BP Shares Shift Higher on Potential Sale of Interest in Russian Joint Venture
|Type||Public limited company|
|Industry||Oil and Gas Producers|
ADVFN News - Lou Gutheil
BP's share price hit 412.90p this morning, the stock’s best performance level in 3 weeks. It was up 4.3% and 18.00p early on,  but seemed to be moderating at mid-morning, drifting back to 405.55p. This was still 10.65p above yesterday’s close.  The early jump in share price came in response to a press release issued at 7:00 am. 
The Press Release
- The first line of the release pretty much said it all: "BP announced today that it has received unsolicited indications of interest regarding the potential acquisition of its shareholding in TNK-BP."  TNK-BP is the third largest oil production company in Russia, which itself is the number one producer in the world. 

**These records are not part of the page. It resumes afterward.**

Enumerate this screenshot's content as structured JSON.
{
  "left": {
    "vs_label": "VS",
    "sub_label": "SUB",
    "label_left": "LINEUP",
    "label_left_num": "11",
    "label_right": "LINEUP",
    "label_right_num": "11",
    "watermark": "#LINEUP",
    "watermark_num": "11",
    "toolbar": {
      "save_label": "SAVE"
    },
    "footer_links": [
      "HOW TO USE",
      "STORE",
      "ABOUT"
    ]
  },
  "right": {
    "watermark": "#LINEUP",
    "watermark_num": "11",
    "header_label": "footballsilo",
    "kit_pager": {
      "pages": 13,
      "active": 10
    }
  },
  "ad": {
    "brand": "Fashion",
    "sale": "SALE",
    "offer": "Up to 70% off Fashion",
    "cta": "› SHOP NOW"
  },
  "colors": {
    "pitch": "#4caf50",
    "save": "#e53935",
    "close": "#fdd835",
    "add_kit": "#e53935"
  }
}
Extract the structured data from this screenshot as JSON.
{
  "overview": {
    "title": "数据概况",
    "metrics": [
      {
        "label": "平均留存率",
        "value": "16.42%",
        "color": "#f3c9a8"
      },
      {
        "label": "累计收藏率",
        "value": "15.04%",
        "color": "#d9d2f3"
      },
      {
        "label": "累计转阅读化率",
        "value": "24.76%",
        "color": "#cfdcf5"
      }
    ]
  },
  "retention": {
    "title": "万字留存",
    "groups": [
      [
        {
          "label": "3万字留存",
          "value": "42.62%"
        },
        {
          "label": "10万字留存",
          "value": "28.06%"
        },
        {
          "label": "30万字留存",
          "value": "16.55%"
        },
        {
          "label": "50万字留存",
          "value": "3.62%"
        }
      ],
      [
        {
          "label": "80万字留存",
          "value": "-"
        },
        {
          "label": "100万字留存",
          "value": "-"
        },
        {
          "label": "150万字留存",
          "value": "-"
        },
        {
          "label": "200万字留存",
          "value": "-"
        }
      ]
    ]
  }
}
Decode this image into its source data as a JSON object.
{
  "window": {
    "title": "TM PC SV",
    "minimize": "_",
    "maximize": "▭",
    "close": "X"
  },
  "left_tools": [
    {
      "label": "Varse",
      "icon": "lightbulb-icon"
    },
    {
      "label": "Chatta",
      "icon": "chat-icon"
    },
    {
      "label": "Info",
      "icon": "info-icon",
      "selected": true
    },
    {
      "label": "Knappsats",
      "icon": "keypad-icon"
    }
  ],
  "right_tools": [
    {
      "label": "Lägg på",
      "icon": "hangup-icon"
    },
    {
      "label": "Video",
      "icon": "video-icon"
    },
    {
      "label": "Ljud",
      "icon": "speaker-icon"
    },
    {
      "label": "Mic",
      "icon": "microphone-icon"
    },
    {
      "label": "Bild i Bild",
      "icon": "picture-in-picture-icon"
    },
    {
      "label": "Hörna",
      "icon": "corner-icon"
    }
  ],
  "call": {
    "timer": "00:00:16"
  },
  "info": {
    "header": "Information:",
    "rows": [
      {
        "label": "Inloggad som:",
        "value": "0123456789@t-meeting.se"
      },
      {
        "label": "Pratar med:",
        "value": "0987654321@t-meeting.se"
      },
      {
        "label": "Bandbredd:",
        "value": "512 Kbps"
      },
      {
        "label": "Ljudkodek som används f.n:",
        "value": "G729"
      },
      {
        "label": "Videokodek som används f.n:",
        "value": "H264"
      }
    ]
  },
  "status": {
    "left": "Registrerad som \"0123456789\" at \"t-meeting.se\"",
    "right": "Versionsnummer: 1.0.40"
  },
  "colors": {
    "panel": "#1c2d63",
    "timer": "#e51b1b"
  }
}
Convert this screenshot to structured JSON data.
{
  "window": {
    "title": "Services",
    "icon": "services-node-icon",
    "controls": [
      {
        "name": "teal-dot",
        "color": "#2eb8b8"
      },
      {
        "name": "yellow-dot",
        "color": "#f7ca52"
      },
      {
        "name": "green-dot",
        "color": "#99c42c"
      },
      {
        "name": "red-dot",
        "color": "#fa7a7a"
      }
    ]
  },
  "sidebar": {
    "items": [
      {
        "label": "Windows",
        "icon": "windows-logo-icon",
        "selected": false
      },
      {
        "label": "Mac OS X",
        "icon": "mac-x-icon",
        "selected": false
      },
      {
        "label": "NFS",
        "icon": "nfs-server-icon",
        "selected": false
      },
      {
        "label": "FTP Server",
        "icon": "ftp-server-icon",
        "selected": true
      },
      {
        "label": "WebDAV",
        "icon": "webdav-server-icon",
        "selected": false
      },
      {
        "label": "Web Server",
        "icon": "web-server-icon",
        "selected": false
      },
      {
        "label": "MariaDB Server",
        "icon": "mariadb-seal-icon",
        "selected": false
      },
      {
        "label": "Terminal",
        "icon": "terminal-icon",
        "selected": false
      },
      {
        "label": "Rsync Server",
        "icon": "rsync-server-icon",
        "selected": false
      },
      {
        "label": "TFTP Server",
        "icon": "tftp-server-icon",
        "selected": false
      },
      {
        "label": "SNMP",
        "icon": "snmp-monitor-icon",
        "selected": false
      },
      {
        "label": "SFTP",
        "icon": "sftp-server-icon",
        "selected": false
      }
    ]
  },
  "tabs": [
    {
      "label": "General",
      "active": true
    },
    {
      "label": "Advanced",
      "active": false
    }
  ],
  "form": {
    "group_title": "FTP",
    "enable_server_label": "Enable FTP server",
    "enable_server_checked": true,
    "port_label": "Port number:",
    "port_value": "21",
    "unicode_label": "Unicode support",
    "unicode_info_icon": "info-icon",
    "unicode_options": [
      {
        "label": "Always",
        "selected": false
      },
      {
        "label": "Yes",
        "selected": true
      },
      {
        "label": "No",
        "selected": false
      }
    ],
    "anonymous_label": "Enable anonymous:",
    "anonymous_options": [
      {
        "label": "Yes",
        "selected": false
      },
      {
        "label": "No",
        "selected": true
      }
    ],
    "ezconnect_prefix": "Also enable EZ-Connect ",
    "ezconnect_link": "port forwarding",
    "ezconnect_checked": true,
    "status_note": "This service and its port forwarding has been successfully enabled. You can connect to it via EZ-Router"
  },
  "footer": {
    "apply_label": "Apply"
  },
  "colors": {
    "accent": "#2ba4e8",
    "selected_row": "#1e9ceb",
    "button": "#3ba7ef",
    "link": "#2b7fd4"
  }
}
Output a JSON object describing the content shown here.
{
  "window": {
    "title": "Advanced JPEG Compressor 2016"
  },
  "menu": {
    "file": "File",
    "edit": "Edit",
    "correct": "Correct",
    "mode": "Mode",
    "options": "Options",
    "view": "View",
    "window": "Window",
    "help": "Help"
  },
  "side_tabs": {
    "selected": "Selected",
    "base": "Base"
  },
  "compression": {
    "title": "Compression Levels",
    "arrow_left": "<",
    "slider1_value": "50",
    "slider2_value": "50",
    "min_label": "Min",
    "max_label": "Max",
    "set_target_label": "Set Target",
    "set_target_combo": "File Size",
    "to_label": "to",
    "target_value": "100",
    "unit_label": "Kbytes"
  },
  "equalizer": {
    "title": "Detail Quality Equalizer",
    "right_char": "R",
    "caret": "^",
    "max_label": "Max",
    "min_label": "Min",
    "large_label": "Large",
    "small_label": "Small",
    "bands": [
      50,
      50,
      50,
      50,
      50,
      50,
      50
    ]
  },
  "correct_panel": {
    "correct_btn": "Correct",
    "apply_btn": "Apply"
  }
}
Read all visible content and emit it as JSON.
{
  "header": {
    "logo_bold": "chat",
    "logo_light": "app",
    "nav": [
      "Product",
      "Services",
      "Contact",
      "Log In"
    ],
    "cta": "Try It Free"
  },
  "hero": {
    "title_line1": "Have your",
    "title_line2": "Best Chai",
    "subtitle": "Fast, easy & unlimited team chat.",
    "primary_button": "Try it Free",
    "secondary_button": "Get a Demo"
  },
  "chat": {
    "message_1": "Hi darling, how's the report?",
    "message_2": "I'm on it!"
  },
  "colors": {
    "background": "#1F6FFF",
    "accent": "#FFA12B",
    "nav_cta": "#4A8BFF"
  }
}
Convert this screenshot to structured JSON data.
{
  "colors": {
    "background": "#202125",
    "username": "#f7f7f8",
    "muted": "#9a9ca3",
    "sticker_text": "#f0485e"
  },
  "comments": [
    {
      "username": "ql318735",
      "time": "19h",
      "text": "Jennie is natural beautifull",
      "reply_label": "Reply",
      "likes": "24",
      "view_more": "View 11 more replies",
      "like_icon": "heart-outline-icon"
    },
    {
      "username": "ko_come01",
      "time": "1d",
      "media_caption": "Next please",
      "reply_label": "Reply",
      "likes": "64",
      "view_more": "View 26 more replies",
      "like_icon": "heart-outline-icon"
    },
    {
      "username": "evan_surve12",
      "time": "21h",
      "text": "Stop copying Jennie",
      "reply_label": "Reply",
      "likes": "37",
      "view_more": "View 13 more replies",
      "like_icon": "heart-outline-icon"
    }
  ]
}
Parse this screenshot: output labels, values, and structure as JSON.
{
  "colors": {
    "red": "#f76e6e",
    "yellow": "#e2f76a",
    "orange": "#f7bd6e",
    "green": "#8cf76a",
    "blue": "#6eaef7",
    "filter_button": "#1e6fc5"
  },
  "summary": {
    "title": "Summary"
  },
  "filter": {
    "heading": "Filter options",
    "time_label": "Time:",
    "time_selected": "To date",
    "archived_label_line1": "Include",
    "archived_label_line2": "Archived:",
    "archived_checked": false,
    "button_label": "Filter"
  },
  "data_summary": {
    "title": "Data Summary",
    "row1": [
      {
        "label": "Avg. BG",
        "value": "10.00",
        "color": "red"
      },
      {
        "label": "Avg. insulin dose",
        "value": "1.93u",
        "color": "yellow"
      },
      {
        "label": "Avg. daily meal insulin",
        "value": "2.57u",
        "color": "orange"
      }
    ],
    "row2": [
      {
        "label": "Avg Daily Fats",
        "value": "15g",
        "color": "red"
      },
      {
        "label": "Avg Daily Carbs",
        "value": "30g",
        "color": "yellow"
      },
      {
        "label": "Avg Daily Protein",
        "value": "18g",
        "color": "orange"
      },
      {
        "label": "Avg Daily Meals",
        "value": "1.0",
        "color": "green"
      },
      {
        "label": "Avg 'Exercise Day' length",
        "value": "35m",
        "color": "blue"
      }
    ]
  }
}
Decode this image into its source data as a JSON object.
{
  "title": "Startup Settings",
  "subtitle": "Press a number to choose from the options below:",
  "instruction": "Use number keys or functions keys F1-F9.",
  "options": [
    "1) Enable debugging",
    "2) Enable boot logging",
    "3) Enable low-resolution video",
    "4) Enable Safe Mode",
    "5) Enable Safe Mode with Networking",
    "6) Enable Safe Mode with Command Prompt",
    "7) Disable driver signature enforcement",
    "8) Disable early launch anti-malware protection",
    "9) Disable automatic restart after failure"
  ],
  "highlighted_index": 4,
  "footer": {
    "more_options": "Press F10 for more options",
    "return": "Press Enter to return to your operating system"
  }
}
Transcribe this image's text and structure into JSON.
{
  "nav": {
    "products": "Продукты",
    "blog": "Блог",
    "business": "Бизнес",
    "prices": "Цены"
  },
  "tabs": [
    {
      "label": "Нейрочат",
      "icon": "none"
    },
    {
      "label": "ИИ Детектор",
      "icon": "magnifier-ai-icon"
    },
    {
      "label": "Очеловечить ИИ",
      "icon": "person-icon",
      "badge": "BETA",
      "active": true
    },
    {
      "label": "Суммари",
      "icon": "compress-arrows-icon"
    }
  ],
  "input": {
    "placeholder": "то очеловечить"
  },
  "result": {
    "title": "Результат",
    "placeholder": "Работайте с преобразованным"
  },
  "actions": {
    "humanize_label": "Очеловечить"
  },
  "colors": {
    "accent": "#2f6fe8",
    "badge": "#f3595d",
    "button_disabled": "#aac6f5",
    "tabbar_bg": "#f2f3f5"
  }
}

- The relationship between BP and its 50% partner, Alfa Access Renova (AAR),  a consortium of three Russian billionaires, has been strained for several years.  Although there were less publicised disputes from the inception of the partnership in 2003, a successful attempt by AAR to block a joint venture between BP and another Russian company raised the disagreements to a new level. The Russians said that such a deal should be made through TNK-BP, and not BP alone.  The tension between the partners had stimulated BP to offer to buy out AAR for $34 billion in 2011. Almost simultaneously, AAR said that it would be interested in acquiring BP’s share of the business.
- BP’s announcement today follows the latest turmoil at TNK-BP when CEO Mikhail Fridman abruptly announced his resignation.  That move was apparently a gambit to demonstrate that there is no love lost between the partners. The Guardian quoted "a source close to Firdman" as saying that "The Russians have decided they want to renegotiate their stakes and change the structure of the partnership." He indicated that what AAR wants is "Either BP leaves completely or reduces its stake to become a junior partner."  In reality, the Russian government has been adverse to foreign investment since the formation of TNK-BP in 2003, preferring to have large oil-fields under state control. 
- The potential consequences of the sale of BP’s portion of the company are interesting. Whilst the most obvious downside is that it would lose 30% of its total oil and gas production and about $3.7 billion per year in dividends, the upside is that BP would have an immediate influx of up to $30 billion which could "help the ongoing cost of cleaning up the 2010 Gulf of Mexico oil spill" and increase the ability to invest in other more profitable and less contentious ventures. 
BP has not revealed the names of the parties who have presented the offers. In its announcement the company also said that “there can be no guarantee that any transaction will take place.” 
BP is one of the world’s largest oil and gas companies operating in countries around the globe providing petrol and petrochemical products, alternative energy, shipping, and a host of other related businesses.